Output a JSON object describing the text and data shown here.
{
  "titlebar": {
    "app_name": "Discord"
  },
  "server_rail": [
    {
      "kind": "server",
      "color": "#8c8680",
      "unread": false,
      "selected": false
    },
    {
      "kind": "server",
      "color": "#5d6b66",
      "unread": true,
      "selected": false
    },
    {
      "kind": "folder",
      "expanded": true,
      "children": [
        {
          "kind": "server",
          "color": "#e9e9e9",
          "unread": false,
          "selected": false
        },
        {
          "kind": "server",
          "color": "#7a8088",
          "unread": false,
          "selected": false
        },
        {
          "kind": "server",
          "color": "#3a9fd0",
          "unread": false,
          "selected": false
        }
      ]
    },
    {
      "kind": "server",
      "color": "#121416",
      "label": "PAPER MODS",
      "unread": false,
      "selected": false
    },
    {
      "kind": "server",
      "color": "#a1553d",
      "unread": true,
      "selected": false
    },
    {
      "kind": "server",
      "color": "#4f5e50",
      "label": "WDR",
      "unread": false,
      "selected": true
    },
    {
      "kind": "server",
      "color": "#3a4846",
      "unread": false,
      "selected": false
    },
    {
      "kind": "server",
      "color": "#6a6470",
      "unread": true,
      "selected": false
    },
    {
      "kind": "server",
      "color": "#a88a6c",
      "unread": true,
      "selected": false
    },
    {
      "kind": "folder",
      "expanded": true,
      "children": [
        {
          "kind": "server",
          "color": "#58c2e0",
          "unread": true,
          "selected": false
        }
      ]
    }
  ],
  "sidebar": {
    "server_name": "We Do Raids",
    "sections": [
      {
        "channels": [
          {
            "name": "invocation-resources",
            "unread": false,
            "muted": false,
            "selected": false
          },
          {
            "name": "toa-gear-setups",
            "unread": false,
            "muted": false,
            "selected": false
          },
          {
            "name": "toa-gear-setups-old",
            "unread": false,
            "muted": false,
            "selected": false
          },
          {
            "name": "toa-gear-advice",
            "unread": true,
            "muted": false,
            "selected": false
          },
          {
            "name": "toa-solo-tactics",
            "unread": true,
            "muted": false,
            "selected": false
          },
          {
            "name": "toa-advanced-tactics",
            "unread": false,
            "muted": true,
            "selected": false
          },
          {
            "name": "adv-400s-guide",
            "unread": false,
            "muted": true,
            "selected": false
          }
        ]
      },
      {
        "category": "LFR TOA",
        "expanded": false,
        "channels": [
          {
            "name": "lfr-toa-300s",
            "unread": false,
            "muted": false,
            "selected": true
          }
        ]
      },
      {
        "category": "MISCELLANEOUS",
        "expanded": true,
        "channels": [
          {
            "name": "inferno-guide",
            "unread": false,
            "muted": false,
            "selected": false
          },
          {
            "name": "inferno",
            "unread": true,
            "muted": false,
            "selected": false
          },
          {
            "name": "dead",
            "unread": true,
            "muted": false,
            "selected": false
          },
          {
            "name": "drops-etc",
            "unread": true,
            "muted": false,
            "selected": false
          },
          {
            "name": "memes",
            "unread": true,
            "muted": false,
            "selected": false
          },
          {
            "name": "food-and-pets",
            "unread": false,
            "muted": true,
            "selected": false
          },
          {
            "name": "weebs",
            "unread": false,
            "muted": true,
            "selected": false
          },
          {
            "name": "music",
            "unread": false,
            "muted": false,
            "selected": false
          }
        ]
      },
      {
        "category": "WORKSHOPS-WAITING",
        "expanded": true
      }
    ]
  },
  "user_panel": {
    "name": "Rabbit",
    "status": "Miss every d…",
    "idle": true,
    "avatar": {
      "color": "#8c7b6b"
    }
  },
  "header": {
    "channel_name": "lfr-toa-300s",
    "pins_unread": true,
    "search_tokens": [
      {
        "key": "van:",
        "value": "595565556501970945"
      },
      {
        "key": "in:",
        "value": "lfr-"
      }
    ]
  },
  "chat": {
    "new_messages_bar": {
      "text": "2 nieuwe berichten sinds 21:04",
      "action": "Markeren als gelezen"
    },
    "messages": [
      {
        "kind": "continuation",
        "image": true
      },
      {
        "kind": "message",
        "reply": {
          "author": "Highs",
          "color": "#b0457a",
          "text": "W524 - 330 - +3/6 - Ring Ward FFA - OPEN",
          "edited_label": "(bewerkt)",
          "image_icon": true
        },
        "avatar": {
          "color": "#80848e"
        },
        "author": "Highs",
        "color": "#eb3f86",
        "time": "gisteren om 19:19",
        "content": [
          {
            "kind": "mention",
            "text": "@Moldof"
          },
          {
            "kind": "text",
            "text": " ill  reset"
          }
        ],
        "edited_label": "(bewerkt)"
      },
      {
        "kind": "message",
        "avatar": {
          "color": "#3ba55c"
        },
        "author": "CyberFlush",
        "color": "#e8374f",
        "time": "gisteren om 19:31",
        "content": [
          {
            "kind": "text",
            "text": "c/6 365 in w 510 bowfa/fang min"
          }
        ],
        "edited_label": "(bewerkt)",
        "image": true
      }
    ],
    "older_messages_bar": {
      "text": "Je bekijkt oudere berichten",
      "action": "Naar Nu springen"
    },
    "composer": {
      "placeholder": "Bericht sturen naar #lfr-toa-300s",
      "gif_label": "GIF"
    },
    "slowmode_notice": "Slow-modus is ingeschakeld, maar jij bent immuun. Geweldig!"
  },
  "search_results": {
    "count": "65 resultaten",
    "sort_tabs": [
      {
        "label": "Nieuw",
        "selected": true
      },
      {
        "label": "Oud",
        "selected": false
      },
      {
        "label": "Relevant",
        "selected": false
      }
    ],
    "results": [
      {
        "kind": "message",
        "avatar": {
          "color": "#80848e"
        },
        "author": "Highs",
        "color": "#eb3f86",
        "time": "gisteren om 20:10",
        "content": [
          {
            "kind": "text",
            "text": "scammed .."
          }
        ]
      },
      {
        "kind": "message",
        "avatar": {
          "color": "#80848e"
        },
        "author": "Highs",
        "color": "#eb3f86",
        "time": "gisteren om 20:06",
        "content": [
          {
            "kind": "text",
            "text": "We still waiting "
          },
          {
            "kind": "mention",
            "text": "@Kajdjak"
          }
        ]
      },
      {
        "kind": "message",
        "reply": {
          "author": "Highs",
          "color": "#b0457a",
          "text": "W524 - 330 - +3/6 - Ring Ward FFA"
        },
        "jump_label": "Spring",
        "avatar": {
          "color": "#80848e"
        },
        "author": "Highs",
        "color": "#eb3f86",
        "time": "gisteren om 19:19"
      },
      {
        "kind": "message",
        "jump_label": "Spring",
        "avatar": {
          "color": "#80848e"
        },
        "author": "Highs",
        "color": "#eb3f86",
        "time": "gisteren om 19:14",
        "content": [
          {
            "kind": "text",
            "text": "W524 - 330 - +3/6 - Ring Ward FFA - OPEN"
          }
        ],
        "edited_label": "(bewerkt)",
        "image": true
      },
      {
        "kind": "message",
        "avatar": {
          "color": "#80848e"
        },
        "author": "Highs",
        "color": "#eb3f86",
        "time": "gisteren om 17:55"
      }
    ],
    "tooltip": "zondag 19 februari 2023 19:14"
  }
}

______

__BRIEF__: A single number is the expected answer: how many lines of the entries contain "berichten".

__EXERCISE ANSWER__: 2